Three years after the launch of the federal law’s insurance exchanges, the rate of uninsured adults is lower than ever. But for the most part, state and local health departments haven’t quite figured out how to incorporate population health-focused programs into their overall efforts.
To try to find out why, a couple of Yale University researchers conducted a study with the Milbank Memorial Fund to learn what the challenges were in implementing a more social services-oriented approach within health departments and across communities. Erika Rogan and Elizabeth Bradley visited local governments across the country and held work sessions with decision-makers from different specialties and political ideologies.
They found three “root causes” that routinely get in the way of population health efforts. The health of a state’s population is not always prioritized relative to other societal goals. Incentives to improve health, including financial and political ones, are misaligned. And there is a lack of consensus regarding who is responsible for health.
It’s tough for bureaucracies to rethink the basic functions of their departments, but Rogan says a relatively easy place to start is with incentives to support a culture of collaboration. “Think about co-locating departments that would work well together to achieve a common goal. Start setting common objectives,” she suggests. “It’s important to realize that in a community, all of the players are part of one large health ecosystem.”
And while it may be expensive in the short term, another smart first step is to work on data integration across agencies, departments and jurisdictions. “It’s really helpful to show decision-makers where the needs are,” Rogan says. “We saw a few places that integrated IT systems to focus on high-need populations that were successful.”
The report points to a few population health initiatives that are making a positive impact, including Vermont’s Blueprint for Health, Live Well San Diego and Rhode Island’s establishment of “health equity zones.”
Spearheaded by Nicole Alexander-Scott, director of Rhode Island’s Department of Health, the zones pinpoint communities where social factors have a particular measurable impact on population health. Community needs assessments are conducted. In Woonsocket, for example, the biggest issues identified were substance abuse, teen pregnancy and trauma. Appropriate programs are then rolled out over a three- to four-year period.

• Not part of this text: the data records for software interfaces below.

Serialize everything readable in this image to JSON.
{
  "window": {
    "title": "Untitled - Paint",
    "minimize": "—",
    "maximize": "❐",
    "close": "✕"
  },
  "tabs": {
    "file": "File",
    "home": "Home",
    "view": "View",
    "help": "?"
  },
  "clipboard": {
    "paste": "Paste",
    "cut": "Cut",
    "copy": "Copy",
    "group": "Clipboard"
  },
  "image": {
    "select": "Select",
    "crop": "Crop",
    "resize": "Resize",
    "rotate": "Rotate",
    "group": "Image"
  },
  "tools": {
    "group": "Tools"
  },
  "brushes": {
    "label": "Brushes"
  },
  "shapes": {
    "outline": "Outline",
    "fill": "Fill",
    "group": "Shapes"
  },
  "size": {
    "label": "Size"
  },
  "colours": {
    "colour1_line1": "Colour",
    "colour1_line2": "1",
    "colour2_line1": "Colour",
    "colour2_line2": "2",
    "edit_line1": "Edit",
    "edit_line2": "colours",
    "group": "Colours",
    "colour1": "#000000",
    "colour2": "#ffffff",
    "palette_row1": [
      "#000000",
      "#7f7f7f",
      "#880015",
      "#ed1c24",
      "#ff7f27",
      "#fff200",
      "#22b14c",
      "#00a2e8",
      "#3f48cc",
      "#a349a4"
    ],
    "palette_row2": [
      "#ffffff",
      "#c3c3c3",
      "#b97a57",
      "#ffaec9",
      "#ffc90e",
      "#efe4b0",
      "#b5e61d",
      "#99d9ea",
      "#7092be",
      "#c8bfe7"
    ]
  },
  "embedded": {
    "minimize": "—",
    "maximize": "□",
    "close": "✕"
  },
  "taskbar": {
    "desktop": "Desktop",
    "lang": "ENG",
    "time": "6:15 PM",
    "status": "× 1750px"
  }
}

There’s widespread agreement on the importance of flexible programs that can address the specific needs of each community. Indeed, Rogan and Bradley found that programs that were carbon copies of one another were less likely to succeed. “One size does not fit all,” says Rogan. “We found that you have to adapt any sort of population health program within the context of your state or community.”
It’s likely to be some time before programs addressing social determinants of health are common in communities, but Rogan is encouraged just to see more attention paid to the idea. “There seems to be this common understanding that the costs of health care are simply not sustainable,” she says, “so now we have to pivot to spending smarter.”